* _Action item_:
Copy out all lines in the material below that contain the string "icon".

* _Data supplied_:
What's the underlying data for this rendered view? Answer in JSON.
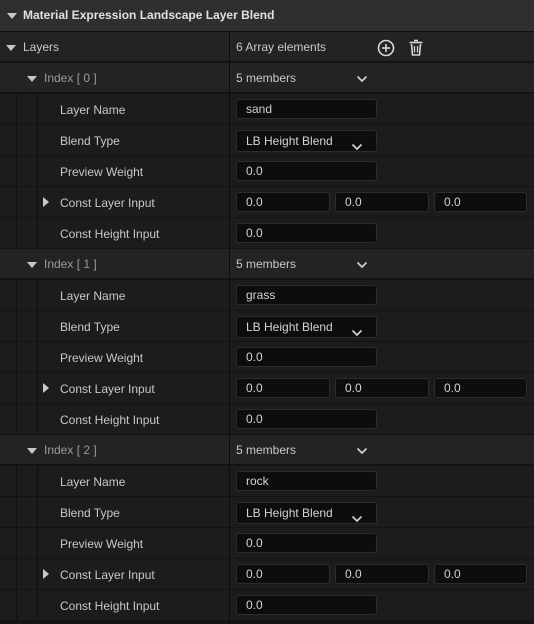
{
  "panel": {
    "title": "Material Expression Landscape Layer Blend",
    "layers": {
      "label": "Layers",
      "count": "6 Array elements",
      "add_icon": "plus-circle-icon",
      "delete_icon": "trash-icon"
    }
  },
  "labels": {
    "layer_name": "Layer Name",
    "blend_type": "Blend Type",
    "preview_weight": "Preview Weight",
    "const_layer_input": "Const Layer Input",
    "const_height_input": "Const Height Input"
  },
  "entries": [
    {
      "index_label": "Index [ 0 ]",
      "members": "5 members",
      "layer_name": "sand",
      "blend_type": "LB Height Blend",
      "preview_weight": "0.0",
      "const_layer_input": [
        "0.0",
        "0.0",
        "0.0"
      ],
      "const_height_input": "0.0"
    },
    {
      "index_label": "Index [ 1 ]",
      "members": "5 members",
      "layer_name": "grass",
      "blend_type": "LB Height Blend",
      "preview_weight": "0.0",
      "const_layer_input": [
        "0.0",
        "0.0",
        "0.0"
      ],
      "const_height_input": "0.0"
    },
    {
      "index_label": "Index [ 2 ]",
      "members": "5 members",
      "layer_name": "rock",
      "blend_type": "LB Height Blend",
      "preview_weight": "0.0",
      "const_layer_input": [
        "0.0",
        "0.0",
        "0.0"
      ],
      "const_height_input": "0.0"
    }
  ],
  "colors": {
    "header_bg": "#2f2f2f",
    "row_bg": "#1c1c1c",
    "input_bg": "#0d0d0d",
    "text": "#c8c8c8"
  }
}
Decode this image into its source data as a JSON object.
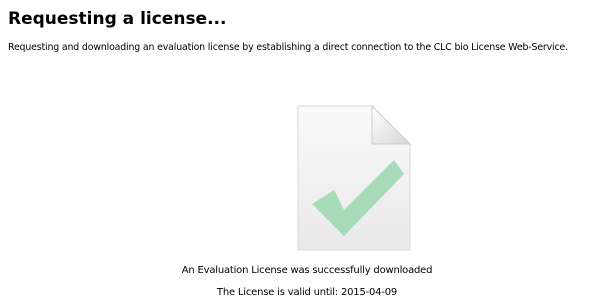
{
  "header": {
    "title": "Requesting a license...",
    "description": "Requesting and downloading an evaluation license by establishing a direct connection to the CLC bio License Web-Service."
  },
  "status": {
    "icon": "document-checkmark-icon",
    "check_color": "#9fd8b3",
    "message": "An Evaluation License was successfully downloaded",
    "validity": "The License is valid until: 2015-04-09"
  }
}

* _Answer box_:
      "add_icon": "plus-circle-icon",
      "delete_icon": "trash-icon"
    "icon": "document-checkmark-icon",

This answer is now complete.